What the task asks => Give back every record exactly.
####
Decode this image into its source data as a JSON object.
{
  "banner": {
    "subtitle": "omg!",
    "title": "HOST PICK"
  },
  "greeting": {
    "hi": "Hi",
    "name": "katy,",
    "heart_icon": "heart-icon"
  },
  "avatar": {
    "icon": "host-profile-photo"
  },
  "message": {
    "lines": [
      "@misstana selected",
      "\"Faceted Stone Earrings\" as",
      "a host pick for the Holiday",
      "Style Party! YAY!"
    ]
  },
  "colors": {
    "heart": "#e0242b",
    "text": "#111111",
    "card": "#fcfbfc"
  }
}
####
Reply =>
Decode this image into its source data as a JSON object.
{
  "banner": {
    "subtitle": "omg!",
    "title": "HOST PICK"
  },
  "greeting": {
    "hi": "Hi",
    "name": "katy,",
    "heart_icon": "heart-icon"
  },
  "avatar": {
    "icon": "host-profile-photo"
  },
  "message": {
    "lines": [
      "@misstana selected",
      "\"Faceted Stone Earrings\" as",
      "a host pick for the Holiday",
      "Style Party! YAY!"
    ]
  },
  "colors": {
    "heart": "#e0242b",
    "text": "#111111",
    "card": "#fcfbfc"
  }
}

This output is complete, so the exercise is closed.